Liane Ware, Firma Design Group, November 15, 2016
How does a civil engineering LEED AP (with or without a specialty credential) benefit a project?
While their knowledge and input pertains to a handful of Sustainable Sites prerequisites and credits, civil engineers’ usual involvement in project certification is focused on storm water management. The new Sustainable Sites Credit for Rainwater Management allots different levels of development mitigation, but the credit requirements are no more unique than learning and applying local and regional requirements (such as those in California). Design teams rely on civil engineering professionals to keep up to date with the evolving stormwater management and mitigation measures required for project permitting. Now that it’s less common for civil engineers to work only locally, much of their due diligence effort is in determining stormwater regulations for each project and how they will apply in the design. Understanding the nuances of each different agency encompasses LEED as well, which is why a civil engineering LEED AP is more than qualified to efficiently address the different degrees of the Rainwater Management credit. The language of almost all agencies having jurisdiction is comparable with varying levels and applications, and LEED is keeping pace:
“’Rainwater’ is now seen as a resource that provides many environmental and economic benefits.
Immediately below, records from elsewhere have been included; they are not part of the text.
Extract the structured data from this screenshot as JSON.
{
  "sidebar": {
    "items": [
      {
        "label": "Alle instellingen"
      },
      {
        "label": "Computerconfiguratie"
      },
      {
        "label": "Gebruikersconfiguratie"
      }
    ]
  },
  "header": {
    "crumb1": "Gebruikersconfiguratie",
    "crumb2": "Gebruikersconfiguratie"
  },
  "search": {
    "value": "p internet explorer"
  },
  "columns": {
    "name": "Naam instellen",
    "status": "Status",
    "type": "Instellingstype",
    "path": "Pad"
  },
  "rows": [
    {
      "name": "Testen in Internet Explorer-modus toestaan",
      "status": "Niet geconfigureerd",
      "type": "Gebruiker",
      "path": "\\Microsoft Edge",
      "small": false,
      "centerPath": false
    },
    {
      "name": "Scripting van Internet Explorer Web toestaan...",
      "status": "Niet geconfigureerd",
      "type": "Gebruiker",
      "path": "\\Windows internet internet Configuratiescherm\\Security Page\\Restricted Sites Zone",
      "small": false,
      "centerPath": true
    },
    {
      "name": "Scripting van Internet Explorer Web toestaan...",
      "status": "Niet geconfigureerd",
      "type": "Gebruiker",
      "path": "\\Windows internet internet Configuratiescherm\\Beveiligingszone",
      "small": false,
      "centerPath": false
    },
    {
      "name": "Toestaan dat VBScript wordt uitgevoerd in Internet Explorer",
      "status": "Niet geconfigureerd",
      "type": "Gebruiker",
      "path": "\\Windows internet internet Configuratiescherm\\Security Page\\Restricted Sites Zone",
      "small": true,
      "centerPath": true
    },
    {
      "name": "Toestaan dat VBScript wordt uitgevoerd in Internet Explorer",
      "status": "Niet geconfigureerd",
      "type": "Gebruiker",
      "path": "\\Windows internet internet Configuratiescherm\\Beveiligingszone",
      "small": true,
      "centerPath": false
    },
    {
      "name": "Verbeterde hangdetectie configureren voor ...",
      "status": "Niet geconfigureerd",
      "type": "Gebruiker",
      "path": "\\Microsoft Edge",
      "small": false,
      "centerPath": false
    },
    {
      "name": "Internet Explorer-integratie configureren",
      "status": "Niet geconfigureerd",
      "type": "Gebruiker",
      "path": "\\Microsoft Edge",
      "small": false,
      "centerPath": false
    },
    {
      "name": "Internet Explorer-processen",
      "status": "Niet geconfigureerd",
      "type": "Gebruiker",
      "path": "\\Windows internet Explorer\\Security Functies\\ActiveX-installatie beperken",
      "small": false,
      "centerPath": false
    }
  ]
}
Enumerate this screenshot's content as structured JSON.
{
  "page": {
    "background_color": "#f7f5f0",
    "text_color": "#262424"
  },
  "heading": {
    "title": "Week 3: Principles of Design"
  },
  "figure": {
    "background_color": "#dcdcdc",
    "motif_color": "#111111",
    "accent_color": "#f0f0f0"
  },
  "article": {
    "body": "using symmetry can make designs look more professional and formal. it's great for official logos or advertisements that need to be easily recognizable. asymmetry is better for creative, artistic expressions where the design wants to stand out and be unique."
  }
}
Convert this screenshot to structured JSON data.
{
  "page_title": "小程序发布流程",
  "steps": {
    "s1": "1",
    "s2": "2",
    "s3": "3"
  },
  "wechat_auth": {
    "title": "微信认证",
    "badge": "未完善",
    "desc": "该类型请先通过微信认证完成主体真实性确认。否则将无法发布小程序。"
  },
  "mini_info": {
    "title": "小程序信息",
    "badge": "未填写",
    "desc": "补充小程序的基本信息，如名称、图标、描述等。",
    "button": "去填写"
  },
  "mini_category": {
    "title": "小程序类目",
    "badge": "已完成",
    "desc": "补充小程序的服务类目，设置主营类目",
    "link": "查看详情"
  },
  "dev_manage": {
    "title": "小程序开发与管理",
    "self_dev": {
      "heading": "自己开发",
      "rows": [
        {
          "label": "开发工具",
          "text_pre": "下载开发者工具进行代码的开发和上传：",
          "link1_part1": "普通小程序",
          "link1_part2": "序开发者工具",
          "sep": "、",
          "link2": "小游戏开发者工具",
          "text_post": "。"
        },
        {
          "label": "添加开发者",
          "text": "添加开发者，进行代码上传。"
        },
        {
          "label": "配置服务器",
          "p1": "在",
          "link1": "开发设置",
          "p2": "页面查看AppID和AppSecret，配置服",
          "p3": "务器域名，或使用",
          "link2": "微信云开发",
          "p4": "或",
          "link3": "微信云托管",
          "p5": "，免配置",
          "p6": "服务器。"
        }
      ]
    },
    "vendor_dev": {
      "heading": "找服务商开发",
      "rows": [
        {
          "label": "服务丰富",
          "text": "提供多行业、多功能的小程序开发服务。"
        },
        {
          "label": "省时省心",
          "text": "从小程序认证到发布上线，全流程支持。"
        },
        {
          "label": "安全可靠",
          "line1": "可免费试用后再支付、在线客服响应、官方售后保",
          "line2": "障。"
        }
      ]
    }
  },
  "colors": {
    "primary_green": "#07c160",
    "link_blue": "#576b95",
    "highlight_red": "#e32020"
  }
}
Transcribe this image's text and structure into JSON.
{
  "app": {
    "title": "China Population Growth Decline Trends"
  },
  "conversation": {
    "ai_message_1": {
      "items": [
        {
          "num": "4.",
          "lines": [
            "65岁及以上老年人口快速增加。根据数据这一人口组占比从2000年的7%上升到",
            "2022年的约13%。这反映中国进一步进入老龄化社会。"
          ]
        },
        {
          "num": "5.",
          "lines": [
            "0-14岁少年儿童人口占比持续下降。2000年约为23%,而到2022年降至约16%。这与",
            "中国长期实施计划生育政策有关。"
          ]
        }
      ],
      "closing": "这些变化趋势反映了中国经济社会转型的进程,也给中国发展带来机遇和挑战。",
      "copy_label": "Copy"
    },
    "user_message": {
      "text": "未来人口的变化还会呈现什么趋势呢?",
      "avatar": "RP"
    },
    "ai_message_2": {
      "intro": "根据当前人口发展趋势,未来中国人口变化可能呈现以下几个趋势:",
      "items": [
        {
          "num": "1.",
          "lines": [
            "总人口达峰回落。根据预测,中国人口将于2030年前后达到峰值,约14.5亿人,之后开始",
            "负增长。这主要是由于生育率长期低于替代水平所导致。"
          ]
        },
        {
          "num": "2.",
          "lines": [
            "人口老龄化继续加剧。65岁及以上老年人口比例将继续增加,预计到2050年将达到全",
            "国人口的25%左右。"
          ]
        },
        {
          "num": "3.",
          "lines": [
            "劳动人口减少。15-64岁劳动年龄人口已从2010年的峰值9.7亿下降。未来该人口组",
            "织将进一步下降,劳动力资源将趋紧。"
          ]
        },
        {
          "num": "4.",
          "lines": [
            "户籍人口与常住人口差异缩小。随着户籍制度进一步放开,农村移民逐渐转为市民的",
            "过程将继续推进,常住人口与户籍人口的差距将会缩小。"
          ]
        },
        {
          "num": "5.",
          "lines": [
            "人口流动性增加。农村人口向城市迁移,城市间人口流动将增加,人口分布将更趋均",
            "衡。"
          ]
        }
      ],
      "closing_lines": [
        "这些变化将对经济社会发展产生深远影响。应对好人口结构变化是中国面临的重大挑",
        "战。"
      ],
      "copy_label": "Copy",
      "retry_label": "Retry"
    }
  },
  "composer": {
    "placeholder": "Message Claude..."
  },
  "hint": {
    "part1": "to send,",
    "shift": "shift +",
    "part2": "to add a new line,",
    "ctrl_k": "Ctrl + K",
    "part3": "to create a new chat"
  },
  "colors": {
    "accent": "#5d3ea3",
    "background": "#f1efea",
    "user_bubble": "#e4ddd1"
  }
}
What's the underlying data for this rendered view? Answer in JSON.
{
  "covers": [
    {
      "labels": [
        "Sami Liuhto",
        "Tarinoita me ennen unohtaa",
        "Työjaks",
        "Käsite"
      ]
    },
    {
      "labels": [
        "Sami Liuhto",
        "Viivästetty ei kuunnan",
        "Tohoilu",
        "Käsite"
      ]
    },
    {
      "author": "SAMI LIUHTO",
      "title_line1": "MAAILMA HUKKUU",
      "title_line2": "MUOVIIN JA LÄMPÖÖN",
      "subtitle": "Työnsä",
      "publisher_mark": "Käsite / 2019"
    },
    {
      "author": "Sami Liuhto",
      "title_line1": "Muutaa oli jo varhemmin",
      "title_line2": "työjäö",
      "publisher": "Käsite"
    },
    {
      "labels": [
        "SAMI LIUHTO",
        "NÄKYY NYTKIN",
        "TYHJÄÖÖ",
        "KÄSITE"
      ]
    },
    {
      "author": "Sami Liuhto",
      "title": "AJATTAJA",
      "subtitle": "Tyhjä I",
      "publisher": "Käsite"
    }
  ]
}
Managing rainwater on site restores natural hydrologic conditions, reduces the possibility of flooding, and creates opportunities for onsite water reuse in applications like irrigation and landscape features.”
The right civil engineer on a design team can therefore bring his or her expertise to the table in arriving at a creative, integrated storm water management solution for both project permitting and LEED certification.